Building on the increasing security of his leadership since his use of the veto over the European Commission presidency at the Corfu summit, Mr Major gave an upbeat forecast of economic progress. Recalling his reference as Chancellor to the need to conquer inflation, he said: 'It did hurt but it has worked.'
Mr Major stressed, however, that the Government was not seeking a recovery which was temporary or based on an unrealistic spiralling of house prices. The country needed not a brief spurt of prosperity but a sustained period of real growth.
In a speech shot through with an almost electioneering flavour in anticipation of Tony Blair's expected accession this month to the Labour leadership, Mr Major claimed that Labour had 'got away with murder' over the past two years, and promised the party would emhasise its differences from the Opposition over the next two years. On education, Labour was still against choice, grant-maintained schools, assisted places and A-levels, he said.
Beside depicting Labour as a party inevitably committed to higher taxes, less choice and opposition to NHS reforms, Mr Major raised - as he did in the 1992 election - differences on the constitution, saying that unlike Labour the Tories would never 'flirt' with proportional representation - a doctrine of 'political correctness'. Equally the Tories would oppose devolution, which he said would be a first step towards the break-up of the UK.

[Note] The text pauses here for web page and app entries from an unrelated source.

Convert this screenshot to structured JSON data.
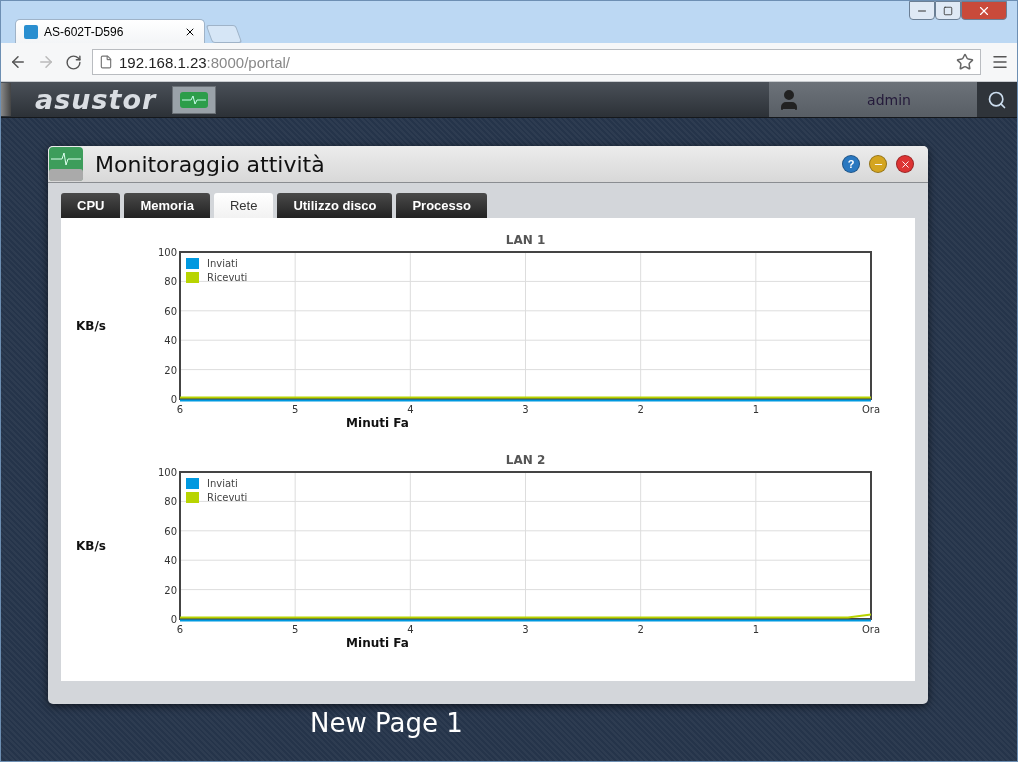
{
  "browser": {
    "tab_title": "AS-602T-D596",
    "url_host": "192.168.1.23",
    "url_path": ":8000/portal/"
  },
  "topbar": {
    "logo": "asustor",
    "user": "admin"
  },
  "window": {
    "title": "Monitoraggio attività",
    "help_label": "?",
    "tabs": [
      {
        "label": "CPU",
        "selected": false
      },
      {
        "label": "Memoria",
        "selected": false
      },
      {
        "label": "Rete",
        "selected": true
      },
      {
        "label": "Utilizzo disco",
        "selected": false
      },
      {
        "label": "Processo",
        "selected": false
      }
    ],
    "charts": [
      {
        "chart_data": {
          "type": "line",
          "grid": true,
          "legend": true,
          "title": "LAN 1",
          "xlabel": "Minuti Fa",
          "ylabel": "KB/s",
          "x": [
            6,
            5,
            4,
            3,
            2,
            1,
            0
          ],
          "xlim": [
            6,
            0
          ],
          "ylim": [
            0,
            100
          ],
          "xticks": [
            6,
            5,
            4,
            3,
            2,
            1,
            {
              "value": 0,
              "label": "Ora"
            }
          ],
          "yticks": [
            0,
            20,
            40,
            60,
            80,
            100
          ],
          "series": [
            {
              "name": "Inviati",
              "color": "#0099e0",
              "values": [
                0,
                0,
                0,
                0,
                0,
                0,
                0
              ]
            },
            {
              "name": "Ricevuti",
              "color": "#b8d400",
              "values": [
                0,
                0,
                0,
                0,
                0,
                0,
                0
              ]
            }
          ]
        }
      },
      {
        "chart_data": {
          "type": "line",
          "grid": true,
          "legend": true,
          "title": "LAN 2",
          "xlabel": "Minuti Fa",
          "ylabel": "KB/s",
          "x": [
            6,
            5,
            4,
            3,
            2,
            1,
            0.2,
            0
          ],
          "xlim": [
            6,
            0
          ],
          "ylim": [
            0,
            100
          ],
          "xticks": [
            6,
            5,
            4,
            3,
            2,
            1,
            {
              "value": 0,
              "label": "Ora"
            }
          ],
          "yticks": [
            0,
            20,
            40,
            60,
            80,
            100
          ],
          "series": [
            {
              "name": "Inviati",
              "color": "#0099e0",
              "values": [
                0,
                0,
                0,
                0,
                0,
                0,
                0,
                0
              ]
            },
            {
              "name": "Ricevuti",
              "color": "#b8d400",
              "values": [
                0,
                0,
                0,
                0,
                0,
                0,
                0,
                2
              ]
            }
          ]
        }
      }
    ]
  },
  "desktop_label": "New Page 1"
}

But he said the Tories needed a sharper, more focused message of what they stood for and promised that a more 'compact' legislative programme in the next parliamentary session would help them to do that.
Mr Major acknowledged that the 1996 or 1997 campaign would take the party into 'uncharted territory', given its 17 years of office. But that had been the case in 1992 when they had won the election, as they would next time.
Amid a series of plaudits from backbenchers, Sir Marcus Fox, chairman of the 1922 Committee, opened the proceedings by saying that the party was in much better shape than had seemed possible only a few months ago. And he closed it with a ringing declaration that Mr Major would lead the party to the next election and beyond.
Margaret Beckett, Labour's acting leader, condemned what she called 'extraordinary Tory complacency', saying: 'The country will be both angry and bewildered at the euphoric reception given to the Prime Minister . . . Only a month ago in the European elections the people of this country gave John Major and his government a massive vote of no confidence.'
John Watts, the MP for Slough and chairman of the Commons Treasury Select Committee, said afterwards: 'He has acknowledged the feeling of distance between the parliamentary party and ministers who perhaps have got too isolated by their officials.' He added: 'I would be absolutely amazed if anyone attempted to challenge his leadership after this.'